Back to the numbers.. THE IMPLUSE at the takeoff is more important than the position. Yes the impulse is negated by an “under” takeoff by varying degrees.. but you must absolutely have an “upward” impulse at the takeoff to maximize your potential AND to know what size (and bend characteristics) pole to us.. AND size of pole based on transfer of the horizontal energy will determine the “technique” after you leave the ground.
As the toe left the ground, where Bubka, has 1.6% bend, Bubka’s trail leg toe was 2 inches in front (toward the box) of the top grip. Mike’s was 2 inches with 1% pole bend.
Mike had less pole bend at this point even though he had taken off a little more under than Bubka..
No real conclusions can be drawn from this frame without the “surrounding” physics/numbers.
Bubka’s pole angle at this point (toe leaving the ground) was 29.6 degrees, Tully at the same point 29.8 degrees..
Here’s some key info if we put it in context with all the data.. In first “lite” based on Tully jumping the same max COM, one with a lower grip and less pole bend, 28.5% to 33%, you might want to think that less pole bend is better.. and I have seen that thinking start to dominate the “masses” going back to Bubka’s later years.
This is not correct “thinking”, when you match the physics with the correct takeoff position, and that position is out and with a strong “up” impulse, you will not only bend (load) the pole correctly it will come “out of the bend” correctly with the athlete moving up as if they were catapulted up. A larger (30+ degree ish) bend is advantageous from a physics stand point .. IF THE TAKE-OFF IS CORRECT .. because you can grip higher and produce higher jumps with the same energy input.
A correct takeoff includes a penultimate. The ladies, Murer, on the vids that were just posted were not bending the pole very much, not as much as I think they should, but they also came off the top.. somewhat “flat”. I feel this ‘angle’ on top is not created because they didn’t swing back far enough but because they ‘stretched” the last step. They stretch the last step because they are out to far at the MID and can’t “get the feet down” to promote the “up” impulse that is needed. If they did that correctly they could bend more, grip higher and still “feel” the kick on top of the pole.

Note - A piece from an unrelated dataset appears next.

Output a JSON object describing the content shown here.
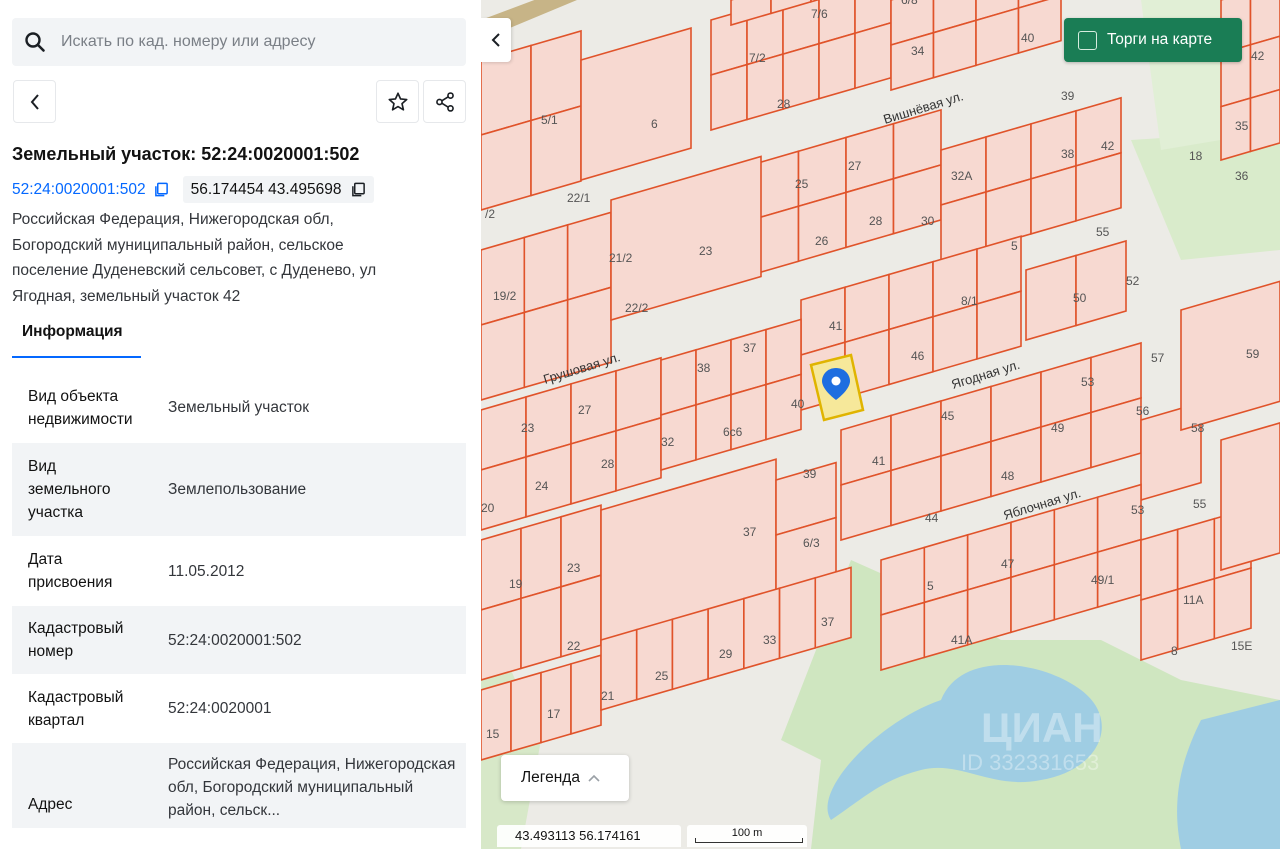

Tully bent the same pole 33% because of a bad takeoff but still cleared a 5.80 bar with a 5.84 COM. If he took off correctly with the same input of speed he could grip higher, maybe on a slightly bigger pole, still bend 31% and have the same proportions to grip to COM he had on the 5.70 jump. Which by the way is where we were headed in 1988 when Bubba saw Tully jump 19-2… Based on the math and the changes from the correct impulse at the takeoff and with the speed he already had we were looking at a 17 foot grip and a 20 foot + jump…
Of course the athletes, Bubka, included that were faster than Tully could use the same science and jump even higher.

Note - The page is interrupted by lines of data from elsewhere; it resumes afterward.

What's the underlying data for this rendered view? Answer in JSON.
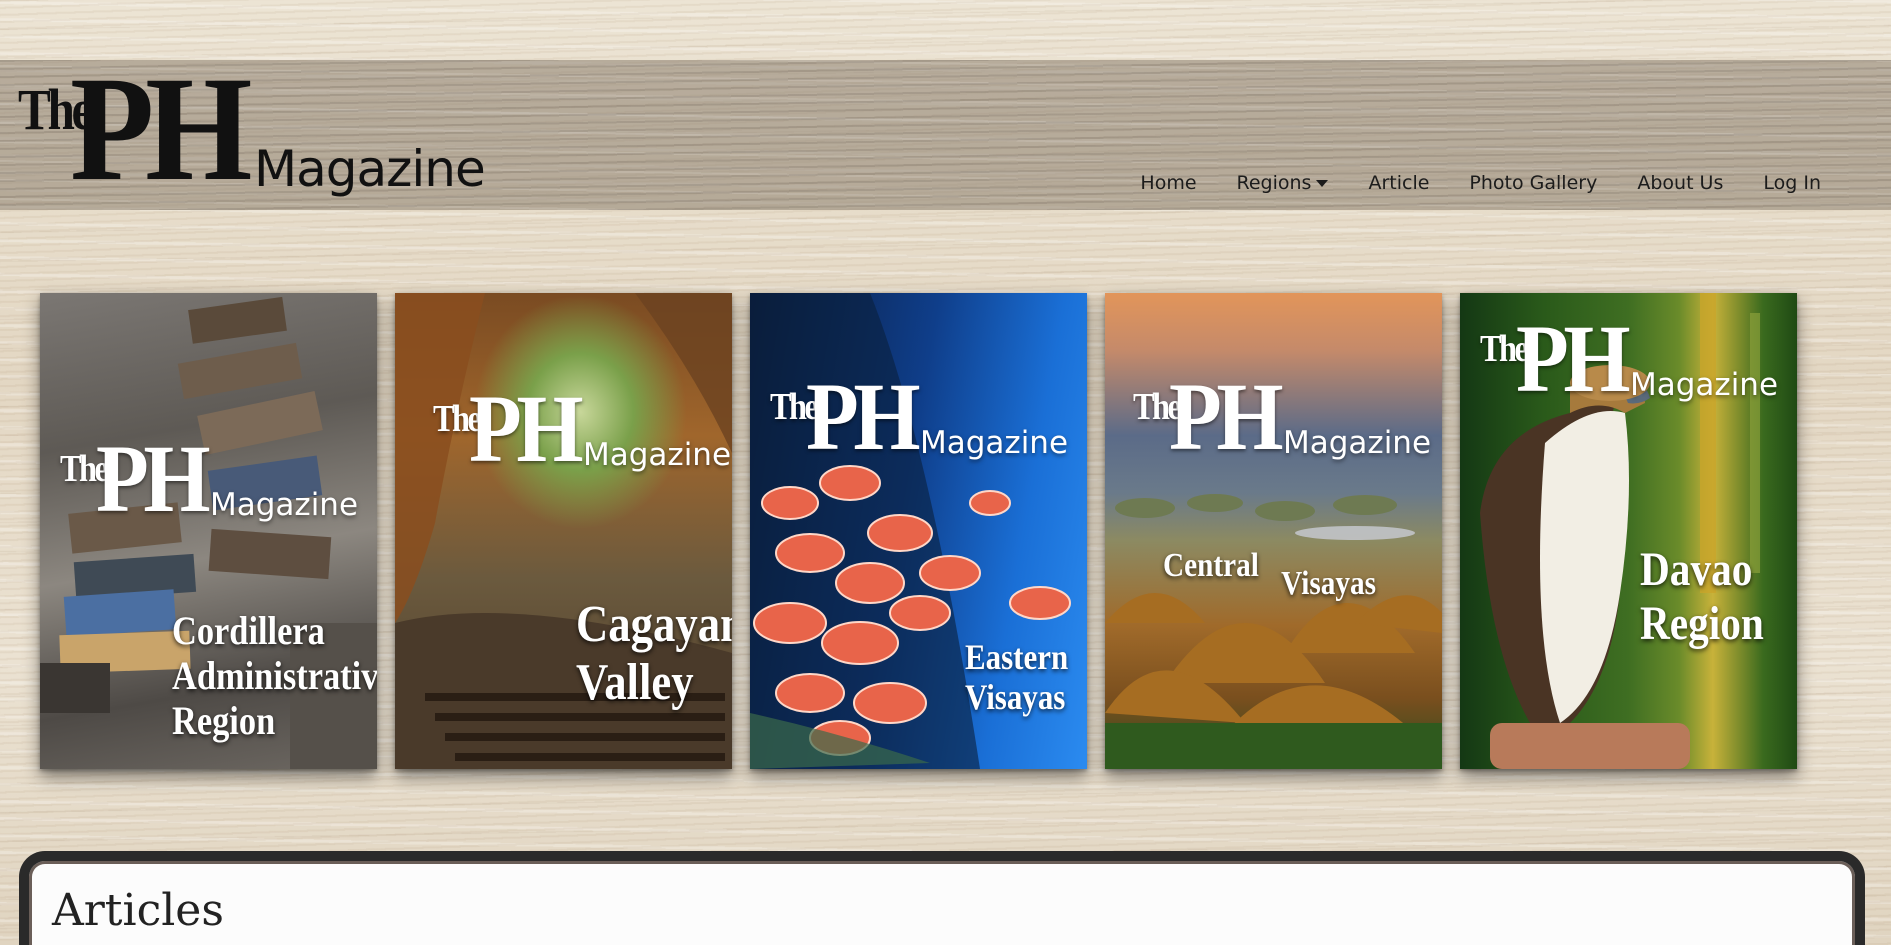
{
  "site": {
    "logo": {
      "the": "The",
      "ph": "PH",
      "magazine": "Magazine"
    }
  },
  "nav": {
    "items": [
      {
        "label": "Home"
      },
      {
        "label": "Regions",
        "dropdown": true
      },
      {
        "label": "Article"
      },
      {
        "label": "Photo Gallery"
      },
      {
        "label": "About Us"
      },
      {
        "label": "Log In"
      }
    ]
  },
  "covers": [
    {
      "region": [
        "Cordillera",
        "Administrative",
        "Region"
      ],
      "logo": {
        "the": "The",
        "ph": "PH",
        "magazine": "Magazine"
      }
    },
    {
      "region": [
        "Cagayan",
        "Valley"
      ],
      "logo": {
        "the": "The",
        "ph": "PH",
        "magazine": "Magazine"
      }
    },
    {
      "region": [
        "Eastern",
        "Visayas"
      ],
      "logo": {
        "the": "The",
        "ph": "PH",
        "magazine": "Magazine"
      }
    },
    {
      "region": [
        "Central",
        "Visayas"
      ],
      "logo": {
        "the": "The",
        "ph": "PH",
        "magazine": "Magazine"
      }
    },
    {
      "region": [
        "Davao",
        "Region"
      ],
      "logo": {
        "the": "The",
        "ph": "PH",
        "magazine": "Magazine"
      }
    }
  ],
  "articles": {
    "title": "Articles"
  }
}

One of the keys and variables is matching the grip and pole strength (flex –design) with the correct impulse and speed. Tim Mack was not a “pole squash’er” he matched the variables (verified by his height above grip) on his best jumps as good/better than anyone that has vaulted.
Here’s some numbers to support the “impulse” as the key factor. and a "free" takeoff Alan..

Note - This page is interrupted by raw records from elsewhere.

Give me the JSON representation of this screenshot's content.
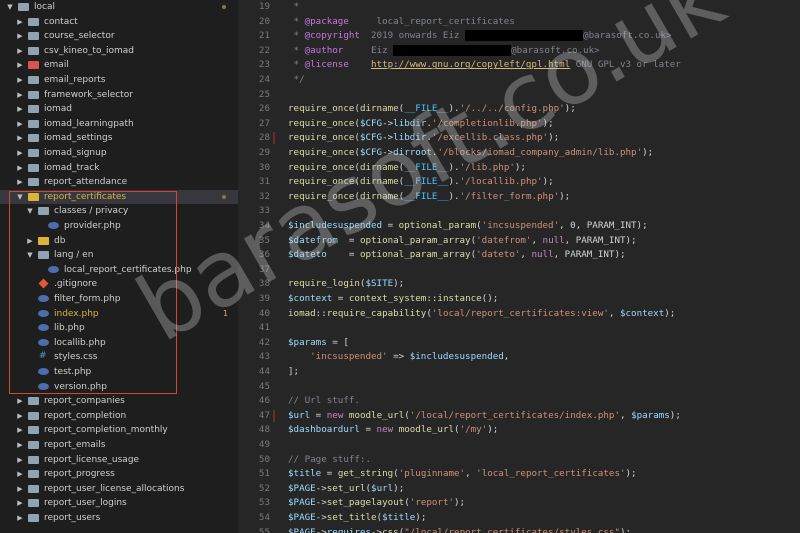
{
  "sidebar": {
    "items": [
      {
        "label": "local",
        "depth": 0,
        "kind": "folder",
        "open": true,
        "mod": "dot"
      },
      {
        "label": "contact",
        "depth": 1,
        "kind": "folder",
        "open": false
      },
      {
        "label": "course_selector",
        "depth": 1,
        "kind": "folder",
        "open": false
      },
      {
        "label": "csv_kineo_to_iomad",
        "depth": 1,
        "kind": "folder",
        "open": false
      },
      {
        "label": "email",
        "depth": 1,
        "kind": "folder",
        "open": false,
        "color": "red"
      },
      {
        "label": "email_reports",
        "depth": 1,
        "kind": "folder",
        "open": false
      },
      {
        "label": "framework_selector",
        "depth": 1,
        "kind": "folder",
        "open": false
      },
      {
        "label": "iomad",
        "depth": 1,
        "kind": "folder",
        "open": false
      },
      {
        "label": "iomad_learningpath",
        "depth": 1,
        "kind": "folder",
        "open": false
      },
      {
        "label": "iomad_settings",
        "depth": 1,
        "kind": "folder",
        "open": false
      },
      {
        "label": "iomad_signup",
        "depth": 1,
        "kind": "folder",
        "open": false
      },
      {
        "label": "iomad_track",
        "depth": 1,
        "kind": "folder",
        "open": false
      },
      {
        "label": "report_attendance",
        "depth": 1,
        "kind": "folder",
        "open": false
      },
      {
        "label": "report_certificates",
        "depth": 1,
        "kind": "folder",
        "open": true,
        "mod": "dot",
        "color": "yellow",
        "label_color": "#d7b44a"
      },
      {
        "label": "classes / privacy",
        "depth": 2,
        "kind": "folder",
        "open": true
      },
      {
        "label": "provider.php",
        "depth": 3,
        "kind": "php"
      },
      {
        "label": "db",
        "depth": 2,
        "kind": "folder",
        "open": false,
        "color": "yellow"
      },
      {
        "label": "lang / en",
        "depth": 2,
        "kind": "folder",
        "open": true
      },
      {
        "label": "local_report_certificates.php",
        "depth": 3,
        "kind": "php"
      },
      {
        "label": ".gitignore",
        "depth": 2,
        "kind": "git"
      },
      {
        "label": "filter_form.php",
        "depth": 2,
        "kind": "php"
      },
      {
        "label": "index.php",
        "depth": 2,
        "kind": "php",
        "mod": "1",
        "label_color": "#d7b44a"
      },
      {
        "label": "lib.php",
        "depth": 2,
        "kind": "php"
      },
      {
        "label": "locallib.php",
        "depth": 2,
        "kind": "php"
      },
      {
        "label": "styles.css",
        "depth": 2,
        "kind": "css"
      },
      {
        "label": "test.php",
        "depth": 2,
        "kind": "php"
      },
      {
        "label": "version.php",
        "depth": 2,
        "kind": "php"
      },
      {
        "label": "report_companies",
        "depth": 1,
        "kind": "folder",
        "open": false
      },
      {
        "label": "report_completion",
        "depth": 1,
        "kind": "folder",
        "open": false
      },
      {
        "label": "report_completion_monthly",
        "depth": 1,
        "kind": "folder",
        "open": false
      },
      {
        "label": "report_emails",
        "depth": 1,
        "kind": "folder",
        "open": false
      },
      {
        "label": "report_license_usage",
        "depth": 1,
        "kind": "folder",
        "open": false
      },
      {
        "label": "report_progress",
        "depth": 1,
        "kind": "folder",
        "open": false
      },
      {
        "label": "report_user_license_allocations",
        "depth": 1,
        "kind": "folder",
        "open": false
      },
      {
        "label": "report_user_logins",
        "depth": 1,
        "kind": "folder",
        "open": false
      },
      {
        "label": "report_users",
        "depth": 1,
        "kind": "folder",
        "open": false
      }
    ]
  },
  "editor": {
    "lines": [
      {
        "n": "19",
        "parts": [
          [
            " *",
            "cm"
          ]
        ]
      },
      {
        "n": "20",
        "parts": [
          [
            " * ",
            "cm"
          ],
          [
            "@package",
            "tag"
          ],
          [
            "     local_report_certificates",
            "cm"
          ]
        ]
      },
      {
        "n": "21",
        "parts": [
          [
            " * ",
            "cm"
          ],
          [
            "@copyright",
            "tag"
          ],
          [
            "  2019 onwards Eiz ",
            "cm"
          ],
          [
            "",
            "redact:118"
          ],
          [
            "@barasoft.co.uk>",
            "cm"
          ]
        ]
      },
      {
        "n": "22",
        "parts": [
          [
            " * ",
            "cm"
          ],
          [
            "@author",
            "tag"
          ],
          [
            "     Eiz ",
            "cm"
          ],
          [
            "",
            "redact:118"
          ],
          [
            "@barasoft.co.uk>",
            "cm"
          ]
        ]
      },
      {
        "n": "23",
        "parts": [
          [
            " * ",
            "cm"
          ],
          [
            "@license",
            "tag"
          ],
          [
            "    ",
            "cm"
          ],
          [
            "http://www.gnu.org/copyleft/gpl.html",
            "url"
          ],
          [
            " GNU GPL v3 or later",
            "cm"
          ]
        ]
      },
      {
        "n": "24",
        "parts": [
          [
            " */",
            "cm"
          ]
        ]
      },
      {
        "n": "25",
        "parts": []
      },
      {
        "n": "26",
        "parts": [
          [
            "require_once",
            "fn"
          ],
          [
            "(",
            "p"
          ],
          [
            "dirname",
            "fn"
          ],
          [
            "(",
            "p"
          ],
          [
            "__FILE__",
            "const"
          ],
          [
            ").",
            "p"
          ],
          [
            "'/../../config.php'",
            "str"
          ],
          [
            ");",
            "p"
          ]
        ]
      },
      {
        "n": "27",
        "parts": [
          [
            "require_once",
            "fn"
          ],
          [
            "(",
            "p"
          ],
          [
            "$CFG",
            "var"
          ],
          [
            "->",
            "p"
          ],
          [
            "libdir",
            "var"
          ],
          [
            ".",
            "p"
          ],
          [
            "'/completionlib.php'",
            "str"
          ],
          [
            ");",
            "p"
          ]
        ]
      },
      {
        "n": "28",
        "parts": [
          [
            "require_once",
            "fn"
          ],
          [
            "(",
            "p"
          ],
          [
            "$CFG",
            "var"
          ],
          [
            "->",
            "p"
          ],
          [
            "libdir",
            "var"
          ],
          [
            ".",
            "p"
          ],
          [
            "'/excellib.class.php'",
            "str"
          ],
          [
            ");",
            "p"
          ]
        ]
      },
      {
        "n": "29",
        "parts": [
          [
            "require_once",
            "fn"
          ],
          [
            "(",
            "p"
          ],
          [
            "$CFG",
            "var"
          ],
          [
            "->",
            "p"
          ],
          [
            "dirroot",
            "var"
          ],
          [
            ".",
            "p"
          ],
          [
            "'/blocks/iomad_company_admin/lib.php'",
            "str"
          ],
          [
            ");",
            "p"
          ]
        ]
      },
      {
        "n": "30",
        "parts": [
          [
            "require_once",
            "fn"
          ],
          [
            "(",
            "p"
          ],
          [
            "dirname",
            "fn"
          ],
          [
            "(",
            "p"
          ],
          [
            "__FILE__",
            "const"
          ],
          [
            ").",
            "p"
          ],
          [
            "'/lib.php'",
            "str"
          ],
          [
            ");",
            "p"
          ]
        ]
      },
      {
        "n": "31",
        "parts": [
          [
            "require_once",
            "fn"
          ],
          [
            "(",
            "p"
          ],
          [
            "dirname",
            "fn"
          ],
          [
            "(",
            "p"
          ],
          [
            "__FILE__",
            "const"
          ],
          [
            ").",
            "p"
          ],
          [
            "'/locallib.php'",
            "str"
          ],
          [
            ");",
            "p"
          ]
        ]
      },
      {
        "n": "32",
        "parts": [
          [
            "require_once",
            "fn"
          ],
          [
            "(",
            "p"
          ],
          [
            "dirname",
            "fn"
          ],
          [
            "(",
            "p"
          ],
          [
            "__FILE__",
            "const"
          ],
          [
            ").",
            "p"
          ],
          [
            "'/filter_form.php'",
            "str"
          ],
          [
            ");",
            "p"
          ]
        ]
      },
      {
        "n": "33",
        "parts": []
      },
      {
        "n": "34",
        "parts": [
          [
            "$includesuspended",
            "var"
          ],
          [
            " = ",
            "p"
          ],
          [
            "optional_param",
            "fn"
          ],
          [
            "(",
            "p"
          ],
          [
            "'incsuspended'",
            "str"
          ],
          [
            ", 0, PARAM_INT);",
            "p"
          ]
        ]
      },
      {
        "n": "35",
        "parts": [
          [
            "$datefrom",
            "var"
          ],
          [
            "  = ",
            "p"
          ],
          [
            "optional_param_array",
            "fn"
          ],
          [
            "(",
            "p"
          ],
          [
            "'datefrom'",
            "str"
          ],
          [
            ", ",
            "p"
          ],
          [
            "null",
            "kw"
          ],
          [
            ", PARAM_INT);",
            "p"
          ]
        ]
      },
      {
        "n": "36",
        "parts": [
          [
            "$dateto",
            "var"
          ],
          [
            "    = ",
            "p"
          ],
          [
            "optional_param_array",
            "fn"
          ],
          [
            "(",
            "p"
          ],
          [
            "'dateto'",
            "str"
          ],
          [
            ", ",
            "p"
          ],
          [
            "null",
            "kw"
          ],
          [
            ", PARAM_INT);",
            "p"
          ]
        ]
      },
      {
        "n": "37",
        "parts": []
      },
      {
        "n": "38",
        "parts": [
          [
            "require_login",
            "fn"
          ],
          [
            "(",
            "p"
          ],
          [
            "$SITE",
            "var"
          ],
          [
            ");",
            "p"
          ]
        ]
      },
      {
        "n": "39",
        "parts": [
          [
            "$context",
            "var"
          ],
          [
            " = ",
            "p"
          ],
          [
            "context_system",
            "fn"
          ],
          [
            "::",
            "p"
          ],
          [
            "instance",
            "fn"
          ],
          [
            "();",
            "p"
          ]
        ]
      },
      {
        "n": "40",
        "parts": [
          [
            "iomad",
            "fn"
          ],
          [
            "::",
            "p"
          ],
          [
            "require_capability",
            "fn"
          ],
          [
            "(",
            "p"
          ],
          [
            "'local/report_certificates:view'",
            "str"
          ],
          [
            ", ",
            "p"
          ],
          [
            "$context",
            "var"
          ],
          [
            ");",
            "p"
          ]
        ]
      },
      {
        "n": "41",
        "parts": []
      },
      {
        "n": "42",
        "parts": [
          [
            "$params",
            "var"
          ],
          [
            " = [",
            "p"
          ]
        ]
      },
      {
        "n": "43",
        "parts": [
          [
            "    ",
            "p"
          ],
          [
            "'incsuspended'",
            "str"
          ],
          [
            " => ",
            "p"
          ],
          [
            "$includesuspended",
            "var"
          ],
          [
            ",",
            "p"
          ]
        ]
      },
      {
        "n": "44",
        "parts": [
          [
            "];",
            "p"
          ]
        ]
      },
      {
        "n": "45",
        "parts": []
      },
      {
        "n": "46",
        "parts": [
          [
            "// Url stuff.",
            "cm"
          ]
        ]
      },
      {
        "n": "47",
        "parts": [
          [
            "$url",
            "var"
          ],
          [
            " = ",
            "p"
          ],
          [
            "new",
            "kw"
          ],
          [
            " ",
            "p"
          ],
          [
            "moodle_url",
            "fn"
          ],
          [
            "(",
            "p"
          ],
          [
            "'/local/report_certificates/index.php'",
            "str"
          ],
          [
            ", ",
            "p"
          ],
          [
            "$params",
            "var"
          ],
          [
            ");",
            "p"
          ]
        ]
      },
      {
        "n": "48",
        "parts": [
          [
            "$dashboardurl",
            "var"
          ],
          [
            " = ",
            "p"
          ],
          [
            "new",
            "kw"
          ],
          [
            " ",
            "p"
          ],
          [
            "moodle_url",
            "fn"
          ],
          [
            "(",
            "p"
          ],
          [
            "'/my'",
            "str"
          ],
          [
            ");",
            "p"
          ]
        ]
      },
      {
        "n": "49",
        "parts": []
      },
      {
        "n": "50",
        "parts": [
          [
            "// Page stuff:.",
            "cm"
          ]
        ]
      },
      {
        "n": "51",
        "parts": [
          [
            "$title",
            "var"
          ],
          [
            " = ",
            "p"
          ],
          [
            "get_string",
            "fn"
          ],
          [
            "(",
            "p"
          ],
          [
            "'pluginname'",
            "str"
          ],
          [
            ", ",
            "p"
          ],
          [
            "'local_report_certificates'",
            "str"
          ],
          [
            ");",
            "p"
          ]
        ]
      },
      {
        "n": "52",
        "parts": [
          [
            "$PAGE",
            "var"
          ],
          [
            "->",
            "p"
          ],
          [
            "set_url",
            "fn"
          ],
          [
            "(",
            "p"
          ],
          [
            "$url",
            "var"
          ],
          [
            ");",
            "p"
          ]
        ]
      },
      {
        "n": "53",
        "parts": [
          [
            "$PAGE",
            "var"
          ],
          [
            "->",
            "p"
          ],
          [
            "set_pagelayout",
            "fn"
          ],
          [
            "(",
            "p"
          ],
          [
            "'report'",
            "str"
          ],
          [
            ");",
            "p"
          ]
        ]
      },
      {
        "n": "54",
        "parts": [
          [
            "$PAGE",
            "var"
          ],
          [
            "->",
            "p"
          ],
          [
            "set_title",
            "fn"
          ],
          [
            "(",
            "p"
          ],
          [
            "$title",
            "var"
          ],
          [
            ");",
            "p"
          ]
        ]
      },
      {
        "n": "55",
        "parts": [
          [
            "$PAGE",
            "var"
          ],
          [
            "->",
            "p"
          ],
          [
            "requires",
            "var"
          ],
          [
            "->",
            "p"
          ],
          [
            "css",
            "fn"
          ],
          [
            "(",
            "p"
          ],
          [
            "\"/local/report_certificates/styles.css\"",
            "str"
          ],
          [
            ");",
            "p"
          ]
        ]
      }
    ]
  },
  "watermark": {
    "text": "barasoft.co.uk"
  },
  "colors": {
    "selection_border": "#d0482f",
    "modified": "#d7b44a",
    "sidebar_bg": "#1e1e1e",
    "editor_bg": "#262626"
  }
}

Tully.. 5.70 jump at take off.. toe leaving the ground (5.85 max height COM)
Horizontal Velocity of CG………7.61 m/s
Vertical Velocity of CG………....2.00 m/s
Resultant Velocity of CG………..7.87 m/s
Tully.. 5.80 jump at take off.. toe leaving the ground (5.84 max height COM)
Speed last two steps.. pen..9.56..last..9.64
Horizontal Velocity of CG………7.96 m/s
Vertical Velocity of CG………....1.64 m/s (remember he was under and “snatched” from the ground.
Resultant Velocity of CG………..8.12 m/s
Bubka .. 5.85 jump at take off.. toe leaving the ground (6.12 max height COM)
Speed last two steps.. pen..9.46..last..9.54
Horizontal Velocity of CG………8.04 m/s
Vertical Velocity of CG………....2.37 m/s
Resultant Velocity of CG………..8.38 m/s